Adding to the secure upper of the shoe is the ultra stiff Ergo Air carbon sole. I found these soles to be as stiff as any cycling shoe I've tried, and those looking for a super stiff and light platform at the center of the foot-pedal interface need look no further than the Course 2LS shoes.

Cleat position is an aspect of the foot-pedal interface intrinsic to bike fit, and an important consideration in a cycling shoe is the placement of the cleat holes in the sole. As a google search will reveal, cleat position is a contentious issue among bike fitters, but most authorities agree that manufacturers have an unfortunate tendency to place the holes to far forward, thus eliminating a more rearward position.
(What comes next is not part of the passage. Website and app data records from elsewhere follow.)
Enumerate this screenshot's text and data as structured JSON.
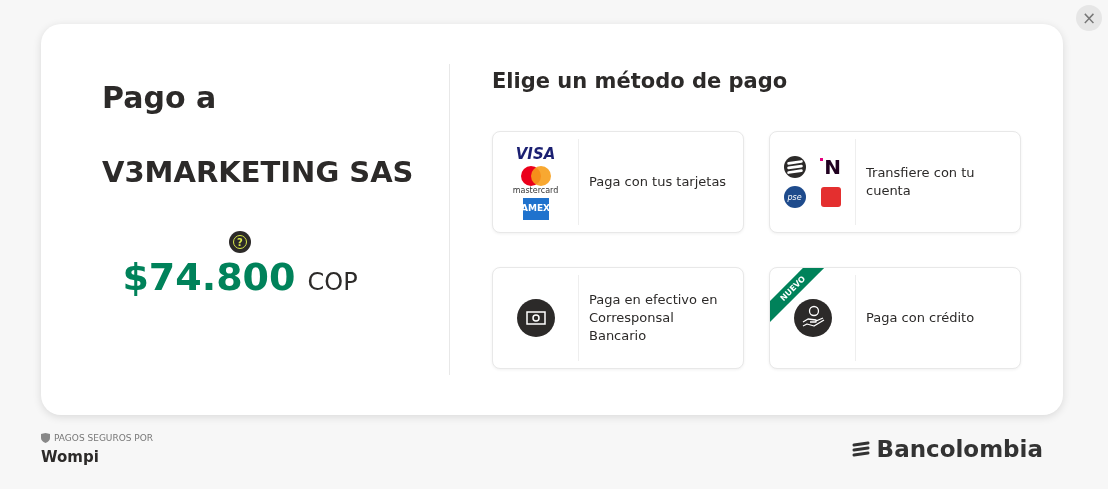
{
  "close_button": {
    "label": "×"
  },
  "merchant": {
    "prefix": "Pago a",
    "name": "V3MARKETING SAS"
  },
  "amount": {
    "value": "$74.800",
    "currency": "COP",
    "help_icon": {
      "label": "?"
    }
  },
  "methods_title": "Elige un método de pago",
  "methods": [
    {
      "label": "Paga con tus tarjetas",
      "kind": "cards",
      "logos": [
        {
          "kind": "visa",
          "text": "VISA"
        },
        {
          "kind": "mastercard",
          "text": "mastercard"
        },
        {
          "kind": "amex",
          "text": "AMEX"
        }
      ]
    },
    {
      "label": "Transfiere con tu cuenta",
      "kind": "transfer",
      "logos": [
        {
          "kind": "bancolombia"
        },
        {
          "kind": "nequi",
          "text": "N"
        },
        {
          "kind": "pse",
          "text": "pse"
        },
        {
          "kind": "daviplata"
        }
      ]
    },
    {
      "label": "Paga en efectivo en Corresponsal Bancario",
      "kind": "cash"
    },
    {
      "label": "Paga con crédito",
      "kind": "credit",
      "badge": "NUEVO"
    }
  ],
  "footer": {
    "secure_label": "PAGOS SEGUROS POR",
    "provider": "Wompi",
    "bank": "Bancolombia"
  }
}
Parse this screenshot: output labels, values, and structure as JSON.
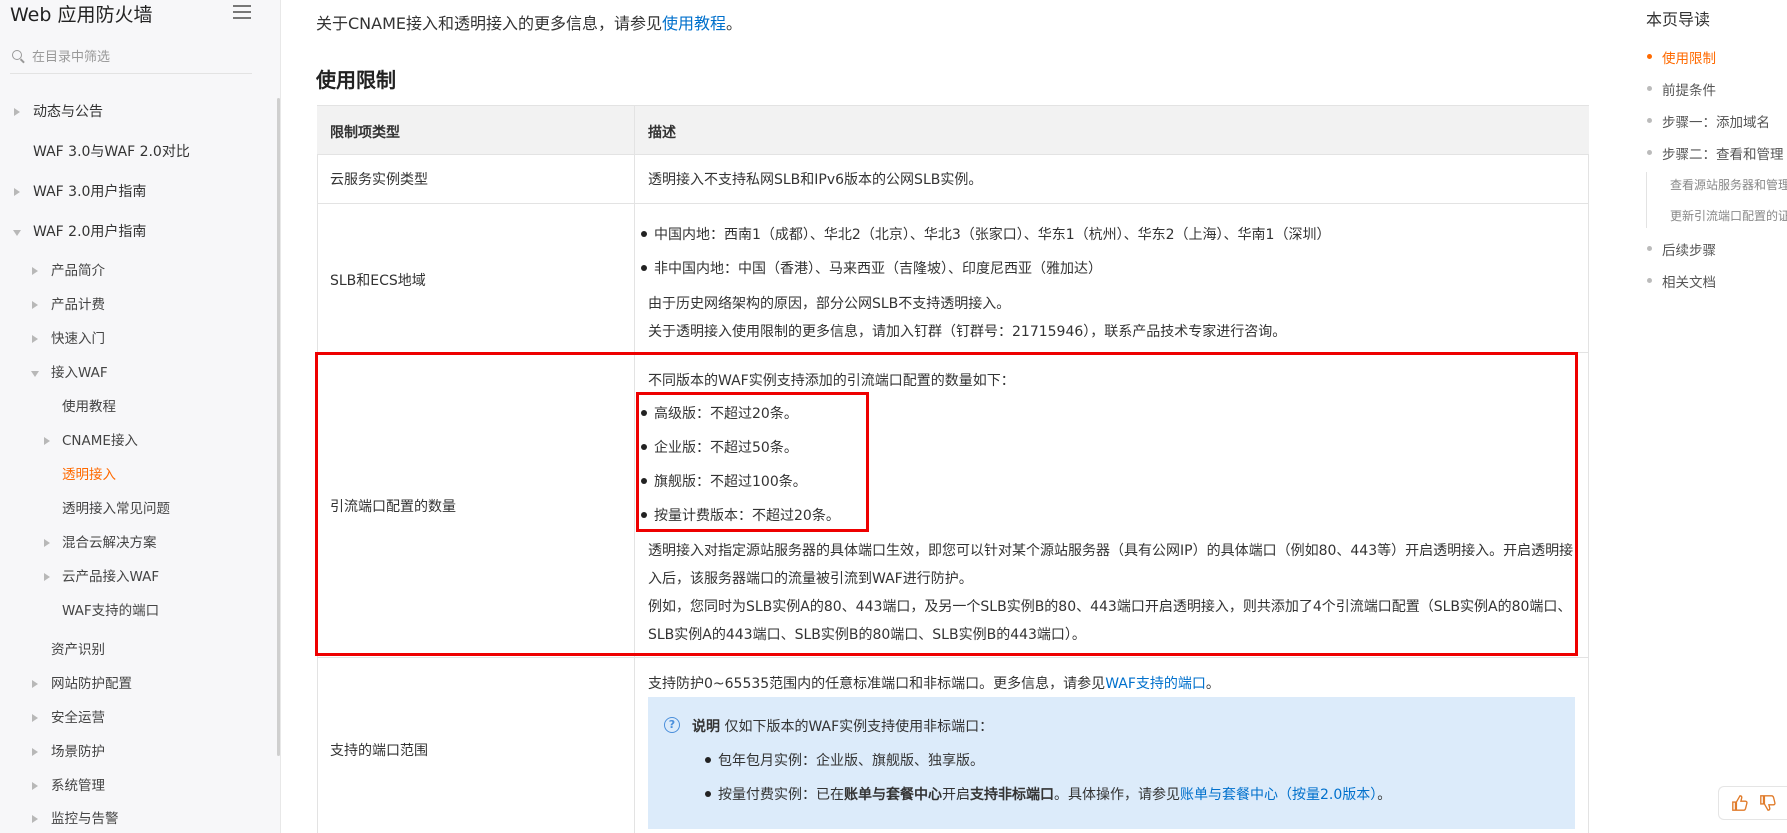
{
  "sidebar": {
    "title": "Web 应用防火墙",
    "search_placeholder": "在目录中筛选",
    "items": [
      {
        "label": "动态与公告"
      },
      {
        "label": "WAF 3.0与WAF 2.0对比"
      },
      {
        "label": "WAF 3.0用户指南"
      },
      {
        "label": "WAF 2.0用户指南"
      },
      {
        "label": "产品简介"
      },
      {
        "label": "产品计费"
      },
      {
        "label": "快速入门"
      },
      {
        "label": "接入WAF"
      },
      {
        "label": "使用教程"
      },
      {
        "label": "CNAME接入"
      },
      {
        "label": "透明接入"
      },
      {
        "label": "透明接入常见问题"
      },
      {
        "label": "混合云解决方案"
      },
      {
        "label": "云产品接入WAF"
      },
      {
        "label": "WAF支持的端口"
      },
      {
        "label": "资产识别"
      },
      {
        "label": "网站防护配置"
      },
      {
        "label": "安全运营"
      },
      {
        "label": "场景防护"
      },
      {
        "label": "系统管理"
      },
      {
        "label": "监控与告警"
      }
    ]
  },
  "main": {
    "intro_text": "关于CNAME接入和透明接入的更多信息，请参见",
    "intro_link": "使用教程",
    "intro_end": "。",
    "section_title": "使用限制",
    "table": {
      "headers": [
        "限制项类型",
        "描述"
      ],
      "row1": {
        "type": "云服务实例类型",
        "desc": "透明接入不支持私网SLB和IPv6版本的公网SLB实例。"
      },
      "row2": {
        "type": "SLB和ECS地域",
        "bullet1": "中国内地：西南1（成都）、华北2（北京）、华北3（张家口）、华东1（杭州）、华东2（上海）、华南1（深圳）",
        "bullet2": "非中国内地：中国（香港）、马来西亚（吉隆坡）、印度尼西亚（雅加达）",
        "line1": "由于历史网络架构的原因，部分公网SLB不支持透明接入。",
        "line2": "关于透明接入使用限制的更多信息，请加入钉群（钉群号：21715946），联系产品技术专家进行咨询。"
      },
      "row3": {
        "type": "引流端口配置的数量",
        "intro": "不同版本的WAF实例支持添加的引流端口配置的数量如下：",
        "bullets": [
          "高级版：不超过20条。",
          "企业版：不超过50条。",
          "旗舰版：不超过100条。",
          "按量计费版本：不超过20条。"
        ],
        "p1": "透明接入对指定源站服务器的具体端口生效，即您可以针对某个源站服务器（具有公网IP）的具体端口（例如80、443等）开启透明接入。开启透明接",
        "p2": "入后，该服务器端口的流量被引流到WAF进行防护。",
        "p3": "例如，您同时为SLB实例A的80、443端口，及另一个SLB实例B的80、443端口开启透明接入，则共添加了4个引流端口配置（SLB实例A的80端口、",
        "p4": "SLB实例A的443端口、SLB实例B的80端口、SLB实例B的443端口）。"
      },
      "row4": {
        "type": "支持的端口范围",
        "desc_text": "支持防护0~65535范围内的任意标准端口和非标端口。更多信息，请参见",
        "desc_link": "WAF支持的端口",
        "desc_end": "。",
        "note_label": "说明",
        "note_text": " 仅如下版本的WAF实例支持使用非标端口：",
        "note_b1": "包年包月实例：企业版、旗舰版、独享版。",
        "note_b2_a": "按量付费实例：已在",
        "note_b2_bold1": "账单与套餐中心",
        "note_b2_b": "开启",
        "note_b2_bold2": "支持非标端口",
        "note_b2_c": "。具体操作，请参见",
        "note_b2_link": "账单与套餐中心（按量2.0版本）",
        "note_b2_end": "。"
      }
    }
  },
  "toc": {
    "title": "本页导读",
    "items": [
      {
        "label": "使用限制"
      },
      {
        "label": "前提条件"
      },
      {
        "label": "步骤一：添加域名"
      },
      {
        "label": "步骤二：查看和管理"
      },
      {
        "label": "查看源站服务器和管理"
      },
      {
        "label": "更新引流端口配置的证"
      },
      {
        "label": "后续步骤"
      },
      {
        "label": "相关文档"
      }
    ]
  },
  "colors": {
    "accent": "#ff6a00",
    "link": "#0070cc",
    "highlight": "#ee0000",
    "note_bg": "#dcebfa"
  }
}
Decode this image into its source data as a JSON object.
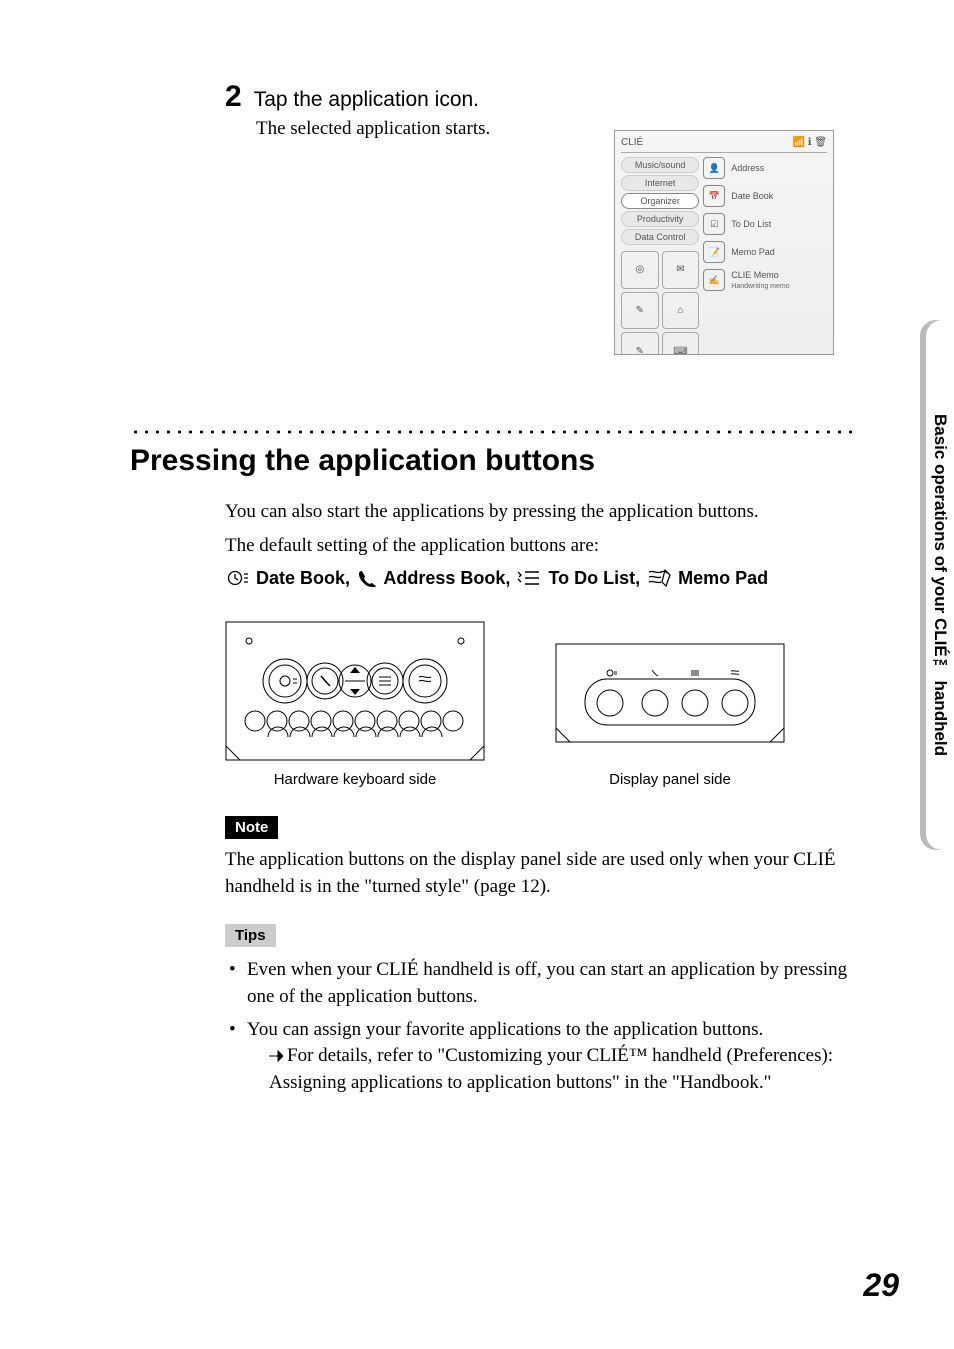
{
  "step": {
    "number": "2",
    "title": "Tap the application icon.",
    "subtitle": "The selected application starts."
  },
  "screenshot": {
    "brand": "CLIÉ",
    "categories": [
      "Music/sound",
      "Internet",
      "Organizer",
      "Productivity",
      "Data Control"
    ],
    "apps": [
      {
        "label": "Address"
      },
      {
        "label": "Date Book"
      },
      {
        "label": "To Do List"
      },
      {
        "label": "Memo Pad"
      },
      {
        "label": "CLIE Memo",
        "sub": "Handwriting memo"
      }
    ]
  },
  "section_heading": "Pressing the application buttons",
  "body": {
    "intro1": "You can also start the applications by pressing the application buttons.",
    "intro2": "The default setting of the application buttons are:",
    "defaults_parts": {
      "datebook": "Date Book",
      "addressbook": "Address Book",
      "todolist": "To Do List",
      "memopad": "Memo Pad"
    }
  },
  "figures": {
    "left_caption": "Hardware keyboard side",
    "right_caption": "Display panel side"
  },
  "note": {
    "label": "Note",
    "text": "The application buttons on the display panel side are used only when your CLIÉ handheld is in the \"turned style\" (page 12)."
  },
  "tips": {
    "label": "Tips",
    "items": [
      "Even when your CLIÉ handheld is off, you can start an application by pressing one of the application buttons.",
      "You can assign your favorite applications to the application buttons."
    ],
    "detail": "For details, refer to \"Customizing your CLIÉ™ handheld (Preferences): Assigning applications to application buttons\" in the \"Handbook.\""
  },
  "side_tab": "Basic operations of your CLIÉ™ handheld",
  "page_number": "29",
  "icon_names": {
    "clock": "datebook-icon",
    "phone": "addressbook-icon",
    "list": "todolist-icon",
    "memo": "memopad-icon"
  }
}
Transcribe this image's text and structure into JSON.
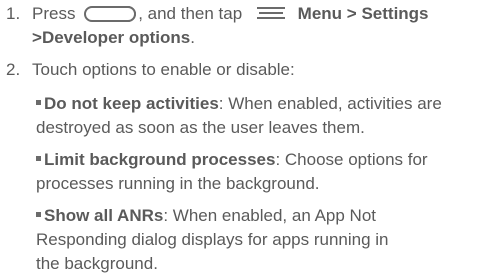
{
  "steps": [
    {
      "number": "1.",
      "press": "Press",
      "then_tap": ", and then tap",
      "menu": "Menu",
      "sep1": ">",
      "settings": "Settings",
      "sep2": ">",
      "developer_options": "Developer options",
      "end": ".",
      "icons": [
        "home-button-icon",
        "menu-icon"
      ]
    },
    {
      "number": "2.",
      "text": "Touch options to enable or disable:"
    }
  ],
  "options": [
    {
      "name": "Do not keep activities",
      "desc_line1": ": When enabled, activities are",
      "desc_line2": "destroyed as soon as the user leaves them."
    },
    {
      "name": "Limit background processes",
      "desc_line1": ": Choose options for",
      "desc_line2": "processes running in the background."
    },
    {
      "name": "Show all ANRs",
      "desc_line1": ": When enabled, an App Not",
      "desc_line2": "Responding dialog displays for apps running in",
      "desc_line3": "the background."
    }
  ]
}
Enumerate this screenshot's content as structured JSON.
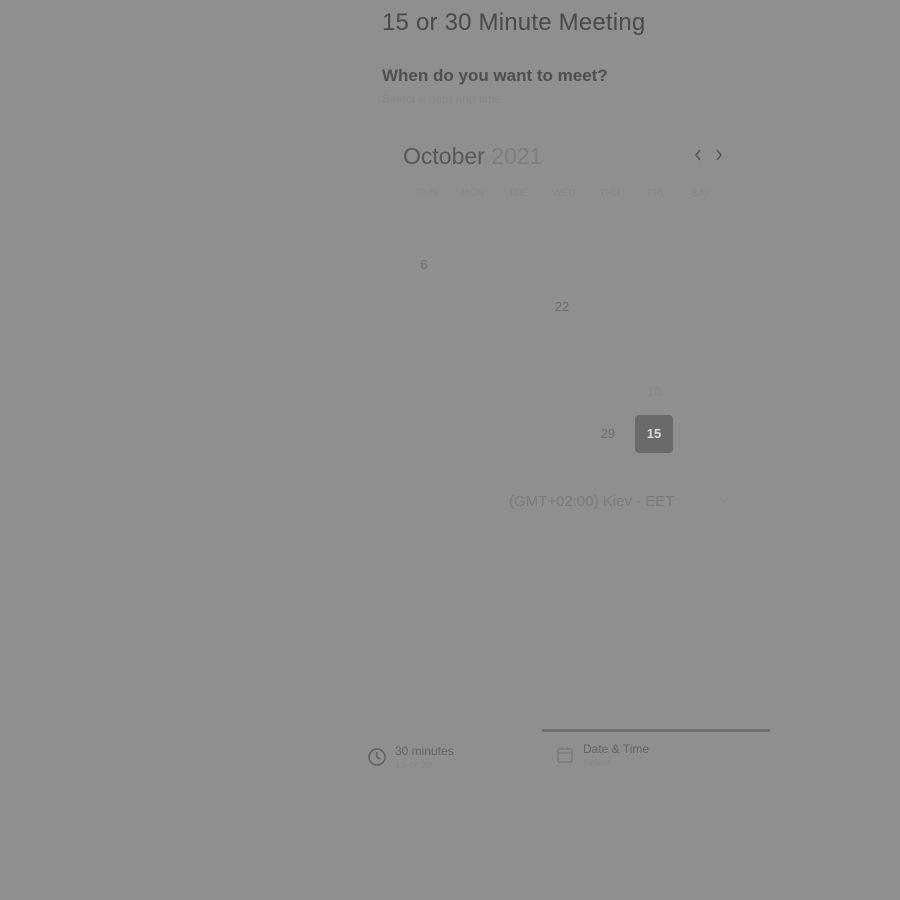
{
  "header": {
    "title": "15 or 30 Minute Meeting",
    "question": "When do you want to meet?",
    "subquestion": "Select a date and time"
  },
  "calendar": {
    "month": "October",
    "year": "2021",
    "prev_icon": "chevron-left-icon",
    "next_icon": "chevron-right-icon",
    "weekdays": [
      "SUN",
      "MON",
      "TUE",
      "WED",
      "THU",
      "FRI",
      "SAT"
    ],
    "visible_days": {
      "d6": "6",
      "d22": "22",
      "d10": "10",
      "d29": "29",
      "d15": "15"
    },
    "selected_day": "15"
  },
  "timezone": {
    "label": "(GMT+02:00) Kiev - EET",
    "icon": "chevron-down-icon"
  },
  "steps": {
    "duration": {
      "label": "30 minutes",
      "sub": "15 or 30",
      "icon": "clock-icon"
    },
    "datetime": {
      "label": "Date & Time",
      "sub": "Select",
      "icon": "calendar-icon"
    }
  },
  "colors": {
    "background": "#8f8f8f",
    "selected_day": "#6a6a6a",
    "progress": "#6f6f6f"
  }
}
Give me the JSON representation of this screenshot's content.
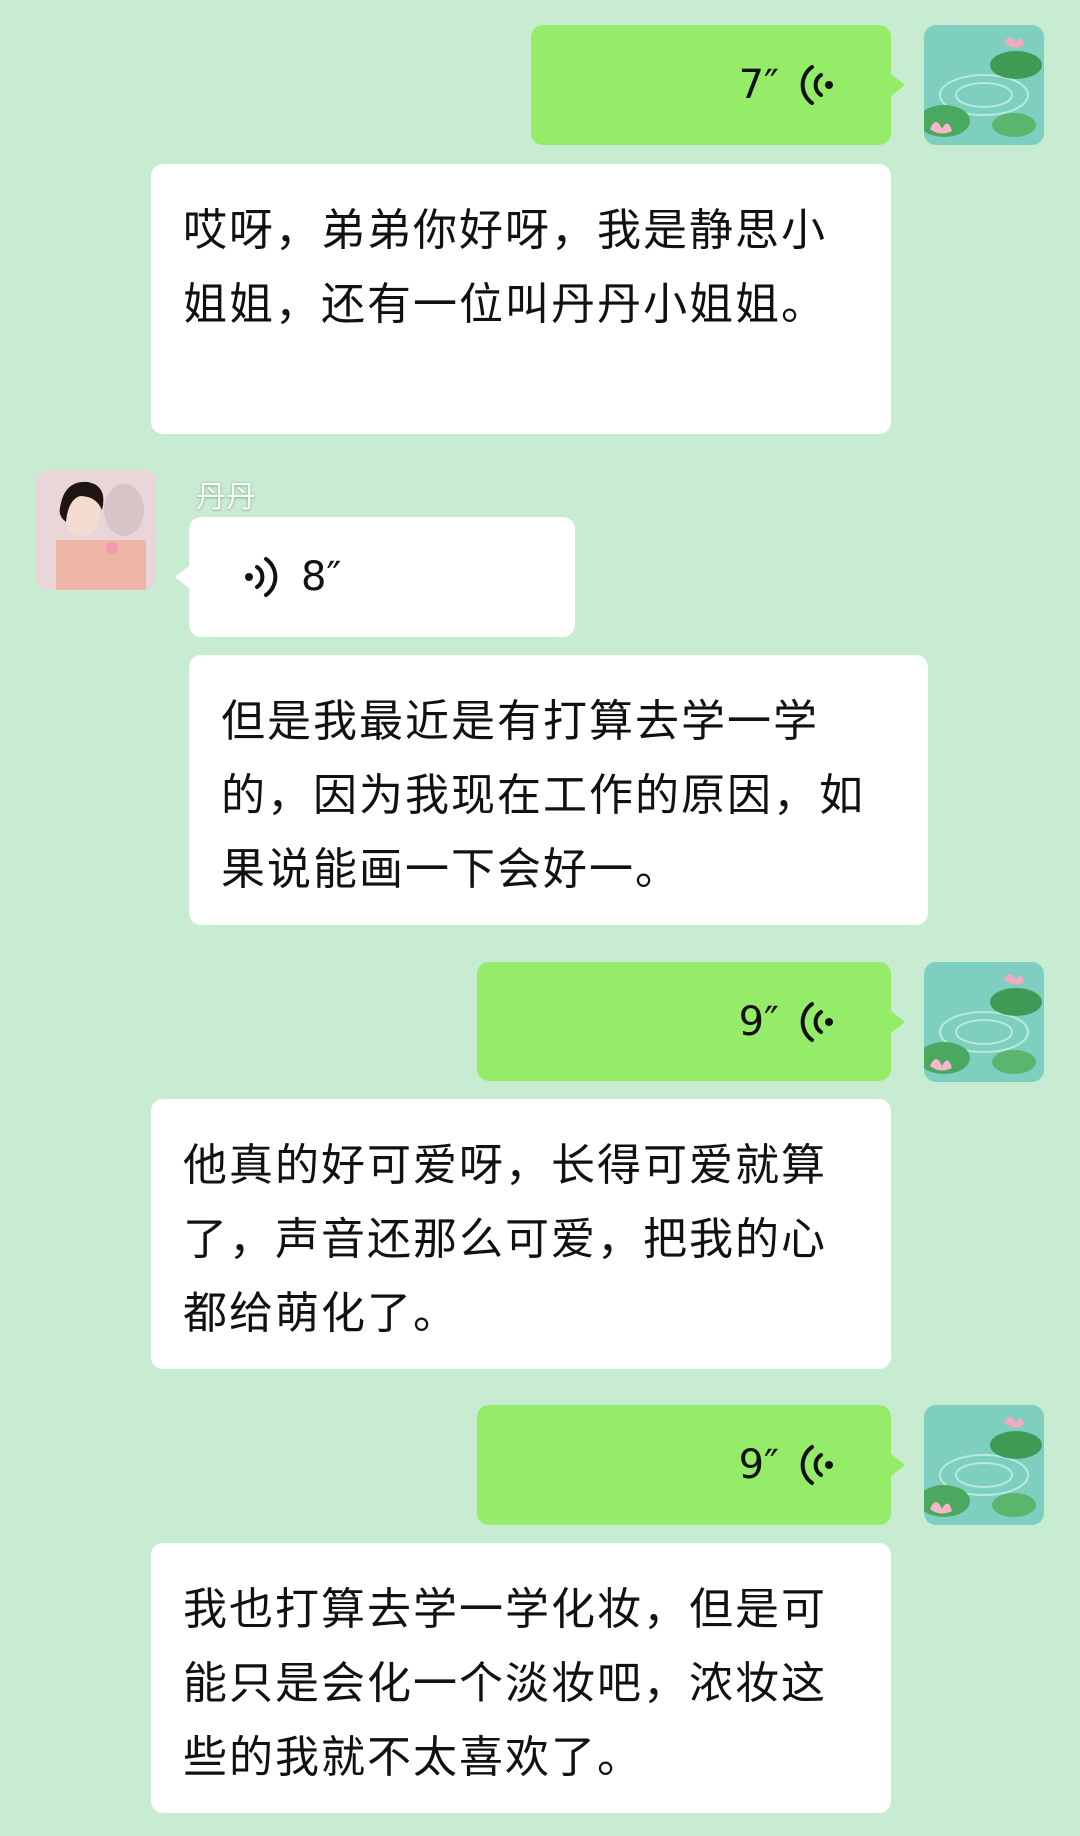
{
  "contact": {
    "name": "丹丹"
  },
  "messages": [
    {
      "type": "voice",
      "from": "me",
      "duration": "7″"
    },
    {
      "type": "text",
      "text": "哎呀，弟弟你好呀，我是静思小姐姐，还有一位叫丹丹小姐姐。"
    },
    {
      "type": "voice",
      "from": "other",
      "sender": "丹丹",
      "duration": "8″"
    },
    {
      "type": "text",
      "text": "但是我最近是有打算去学一学的，因为我现在工作的原因，如果说能画一下会好一。"
    },
    {
      "type": "voice",
      "from": "me",
      "duration": "9″"
    },
    {
      "type": "text",
      "text": "他真的好可爱呀，长得可爱就算了，声音还那么可爱，把我的心都给萌化了。"
    },
    {
      "type": "voice",
      "from": "me",
      "duration": "9″"
    },
    {
      "type": "text",
      "text": "我也打算去学一学化妆，但是可能只是会化一个淡妆吧，浓妆这些的我就不太喜欢了。"
    }
  ],
  "icons": {
    "voice_outgoing": "voice-wave-icon",
    "voice_incoming": "voice-wave-icon",
    "my_avatar": "lotus-pond-avatar",
    "contact_avatar": "woman-portrait-avatar"
  },
  "colors": {
    "background": "#c7ecd2",
    "my_bubble": "#95ec69",
    "other_bubble": "#ffffff"
  }
}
The LG Course 2LS shoes strike a golden mean here, offering the potential for a more rearward position without eliminating a standard, moderately forward placement. (A google search will also reveal the Louis Garneau shoes receive positive accolades for slightly more rearward cleat hole placement along bike fitters around the globe). A typical forward cleat position places the 1st metatarsal phalangeal joint- that is, the base knuckle of the big toe- directly over the peddle spindle with the foot parallel to the ground and the crank arm at 3 o'clock. This happens to be my preferred cleat position, and with slightly long toes (effectively moving the cleat back slightly), I had no trouble dialing-in my cleats on the LG Course 2LS. I had a touch of room to spare if I wanted a more forward position (unlikely, for me anyway), and plenty in rearward aft placement, using my Shimano SPD-SL cleats.

In summary, the LG Course 2LS are a brilliant combination of comfort, support and style, integrating an awareness of bike fit with ultra high-end materials construction and materials. I look forward to many miles ahead with these pedal pushers securing my feet to the pedals.

Louis Garneau Course 2LS Shoe Pictures